Hawley's Protecting Children from Abusive Games Act would prohibit games geared toward children from implementing features that prompt users to pay real-world money to advance in the game, called "pay-to-win" or receive rewards at random for a fee, called "loot boxes".
While this might seem a good idea, these features have been part of a significant number of blockbuster games over the last few years and could result in some leading titles being taken off the shelves.
The Federal Trade Commission (FTC) would be tasked with enforcing the ban, and state attorneys general would also be empowered to file lawsuits against companies who violated the rules.
"Social media and video games prey on user addiction, siphoning our kids' attention from the real world and extracting profits from fostering compulsive habits", Hawley said.
"No matter this business model's advantages to the tech industry, one thing is clear: there is no excuse for exploiting children through such practices.".
The Entertainment Software Association put out a statement rejecting Hawley's proposal. The acting president and CEO of the video game industry trade group, Stanley Pierre-Louis, pointed out that "numerous countries, including Ireland, Germany, Sweden, Denmark, Australia, New Zealand, and the United Kingdom, determined that loot boxes do not constitute gambling".
"We look forward to sharing with the senator the tools and information the industry already provides that keeps the control of in-game spending in parents' hands," Pierre-Louis said.
"Parents already have the ability to limit or prohibit in-game purchases with easy to use parental controls."
Hawley has become the Republican Party’s tech critic lately and been slamming tech giants' enormous market power and alleged exploitation of customers. At a Hoover Institution event last week, Hawley criticised tech companies for encouraging users to become addicted to their products.
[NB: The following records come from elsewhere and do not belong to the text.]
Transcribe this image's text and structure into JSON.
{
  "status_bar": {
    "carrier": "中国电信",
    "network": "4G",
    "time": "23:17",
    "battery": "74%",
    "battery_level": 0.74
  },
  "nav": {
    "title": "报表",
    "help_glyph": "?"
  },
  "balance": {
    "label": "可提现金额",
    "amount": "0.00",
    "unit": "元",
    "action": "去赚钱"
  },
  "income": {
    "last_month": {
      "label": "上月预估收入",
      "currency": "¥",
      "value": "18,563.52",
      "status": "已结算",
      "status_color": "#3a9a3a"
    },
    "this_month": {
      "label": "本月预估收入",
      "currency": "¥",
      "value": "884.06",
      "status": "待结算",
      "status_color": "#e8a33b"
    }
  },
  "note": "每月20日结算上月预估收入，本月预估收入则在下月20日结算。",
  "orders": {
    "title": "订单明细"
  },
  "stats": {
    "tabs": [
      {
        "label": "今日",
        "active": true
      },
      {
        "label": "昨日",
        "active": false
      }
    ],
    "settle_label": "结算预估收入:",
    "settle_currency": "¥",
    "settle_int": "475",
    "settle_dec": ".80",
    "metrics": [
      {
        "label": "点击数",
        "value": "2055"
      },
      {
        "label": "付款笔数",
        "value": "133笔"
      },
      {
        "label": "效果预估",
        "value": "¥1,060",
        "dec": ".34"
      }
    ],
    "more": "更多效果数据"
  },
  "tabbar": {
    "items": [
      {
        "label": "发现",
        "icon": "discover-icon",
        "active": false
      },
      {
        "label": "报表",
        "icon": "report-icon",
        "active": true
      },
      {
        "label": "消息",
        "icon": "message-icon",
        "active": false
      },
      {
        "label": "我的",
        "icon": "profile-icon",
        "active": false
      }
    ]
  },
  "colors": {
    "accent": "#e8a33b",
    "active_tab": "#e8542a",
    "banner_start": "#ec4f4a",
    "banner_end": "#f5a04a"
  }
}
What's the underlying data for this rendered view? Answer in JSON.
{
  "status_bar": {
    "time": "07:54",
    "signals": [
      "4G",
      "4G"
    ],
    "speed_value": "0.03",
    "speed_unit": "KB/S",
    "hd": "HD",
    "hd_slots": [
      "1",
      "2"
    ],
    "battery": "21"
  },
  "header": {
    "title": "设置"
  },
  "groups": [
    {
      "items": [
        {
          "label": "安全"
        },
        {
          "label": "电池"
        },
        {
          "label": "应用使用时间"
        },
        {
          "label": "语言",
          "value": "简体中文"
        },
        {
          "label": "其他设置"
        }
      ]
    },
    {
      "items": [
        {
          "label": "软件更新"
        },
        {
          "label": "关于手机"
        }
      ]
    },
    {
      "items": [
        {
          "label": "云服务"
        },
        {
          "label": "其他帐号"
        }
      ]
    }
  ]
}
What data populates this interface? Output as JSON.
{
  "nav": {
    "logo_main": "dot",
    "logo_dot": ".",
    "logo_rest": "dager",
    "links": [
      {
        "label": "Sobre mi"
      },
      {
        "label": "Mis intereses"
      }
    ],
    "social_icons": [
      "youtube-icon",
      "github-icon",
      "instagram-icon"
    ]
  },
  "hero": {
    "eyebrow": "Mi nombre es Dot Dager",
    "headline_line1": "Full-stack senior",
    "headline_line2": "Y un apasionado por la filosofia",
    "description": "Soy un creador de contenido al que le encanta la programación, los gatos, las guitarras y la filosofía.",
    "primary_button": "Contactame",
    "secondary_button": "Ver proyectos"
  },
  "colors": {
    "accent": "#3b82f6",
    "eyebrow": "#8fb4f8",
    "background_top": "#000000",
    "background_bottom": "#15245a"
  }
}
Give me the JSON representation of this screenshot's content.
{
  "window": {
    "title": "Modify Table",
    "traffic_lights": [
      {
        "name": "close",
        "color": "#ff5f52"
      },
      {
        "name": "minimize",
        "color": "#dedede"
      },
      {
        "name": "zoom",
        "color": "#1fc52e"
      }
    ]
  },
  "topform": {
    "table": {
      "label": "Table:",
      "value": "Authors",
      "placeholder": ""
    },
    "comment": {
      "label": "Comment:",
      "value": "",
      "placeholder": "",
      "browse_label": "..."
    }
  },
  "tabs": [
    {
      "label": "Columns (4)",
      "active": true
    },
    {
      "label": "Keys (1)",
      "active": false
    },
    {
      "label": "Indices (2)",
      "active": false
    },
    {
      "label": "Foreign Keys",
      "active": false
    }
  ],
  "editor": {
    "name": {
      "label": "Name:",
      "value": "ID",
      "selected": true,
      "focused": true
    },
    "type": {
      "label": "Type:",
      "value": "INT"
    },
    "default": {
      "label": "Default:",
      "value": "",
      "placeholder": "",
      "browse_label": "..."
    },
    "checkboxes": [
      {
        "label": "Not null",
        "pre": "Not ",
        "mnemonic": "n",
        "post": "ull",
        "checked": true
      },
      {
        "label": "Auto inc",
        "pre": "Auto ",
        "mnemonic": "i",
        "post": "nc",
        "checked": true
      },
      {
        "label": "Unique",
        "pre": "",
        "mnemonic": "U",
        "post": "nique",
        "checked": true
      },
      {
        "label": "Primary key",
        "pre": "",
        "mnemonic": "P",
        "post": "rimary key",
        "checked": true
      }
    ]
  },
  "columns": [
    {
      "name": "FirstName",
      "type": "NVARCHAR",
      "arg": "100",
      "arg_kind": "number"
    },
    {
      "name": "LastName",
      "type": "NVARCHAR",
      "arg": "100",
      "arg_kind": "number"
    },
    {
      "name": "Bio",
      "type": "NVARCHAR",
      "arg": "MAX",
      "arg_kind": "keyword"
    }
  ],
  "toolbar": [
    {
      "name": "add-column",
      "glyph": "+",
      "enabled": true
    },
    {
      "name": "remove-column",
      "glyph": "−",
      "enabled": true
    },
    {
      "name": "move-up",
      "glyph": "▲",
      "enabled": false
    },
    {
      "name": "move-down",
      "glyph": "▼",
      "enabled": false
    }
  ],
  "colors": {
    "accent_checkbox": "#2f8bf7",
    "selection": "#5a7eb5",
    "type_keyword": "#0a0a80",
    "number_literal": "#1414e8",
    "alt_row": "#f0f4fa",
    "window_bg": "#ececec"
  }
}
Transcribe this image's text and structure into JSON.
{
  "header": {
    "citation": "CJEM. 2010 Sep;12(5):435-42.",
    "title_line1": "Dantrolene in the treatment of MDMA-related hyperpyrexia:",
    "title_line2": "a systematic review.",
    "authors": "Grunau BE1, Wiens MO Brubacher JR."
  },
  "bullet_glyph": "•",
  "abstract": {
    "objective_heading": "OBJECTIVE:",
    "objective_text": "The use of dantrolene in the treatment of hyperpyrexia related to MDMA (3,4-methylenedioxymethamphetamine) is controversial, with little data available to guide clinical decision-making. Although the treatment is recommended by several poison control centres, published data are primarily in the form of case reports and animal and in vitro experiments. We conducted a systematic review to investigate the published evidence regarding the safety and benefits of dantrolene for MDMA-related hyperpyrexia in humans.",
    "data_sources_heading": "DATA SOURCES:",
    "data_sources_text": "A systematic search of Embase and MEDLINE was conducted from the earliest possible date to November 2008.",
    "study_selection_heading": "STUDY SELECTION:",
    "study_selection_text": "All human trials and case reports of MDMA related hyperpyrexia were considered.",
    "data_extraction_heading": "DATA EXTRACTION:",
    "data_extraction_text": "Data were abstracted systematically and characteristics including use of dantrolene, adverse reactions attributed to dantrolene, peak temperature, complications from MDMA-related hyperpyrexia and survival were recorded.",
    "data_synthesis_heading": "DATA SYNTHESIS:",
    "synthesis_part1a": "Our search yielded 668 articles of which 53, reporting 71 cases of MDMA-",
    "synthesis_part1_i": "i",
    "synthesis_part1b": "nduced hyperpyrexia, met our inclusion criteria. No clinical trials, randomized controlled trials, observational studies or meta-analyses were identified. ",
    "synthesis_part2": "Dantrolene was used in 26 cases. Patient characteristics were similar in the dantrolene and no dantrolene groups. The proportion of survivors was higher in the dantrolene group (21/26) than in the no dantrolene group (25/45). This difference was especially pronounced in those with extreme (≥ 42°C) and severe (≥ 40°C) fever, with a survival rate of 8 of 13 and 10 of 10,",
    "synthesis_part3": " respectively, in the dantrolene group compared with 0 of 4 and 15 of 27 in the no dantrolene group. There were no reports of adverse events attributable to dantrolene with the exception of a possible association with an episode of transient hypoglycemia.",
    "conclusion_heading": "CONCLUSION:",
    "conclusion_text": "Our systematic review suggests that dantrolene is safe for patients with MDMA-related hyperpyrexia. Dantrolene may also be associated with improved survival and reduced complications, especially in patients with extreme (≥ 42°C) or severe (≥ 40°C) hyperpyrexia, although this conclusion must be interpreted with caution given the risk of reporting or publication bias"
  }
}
"Users' attention is bought by the tech giants and then immediately sold to advertisers, for the highest price of course… Social media only works as a business model if it consumes users' time and attention day after day after day."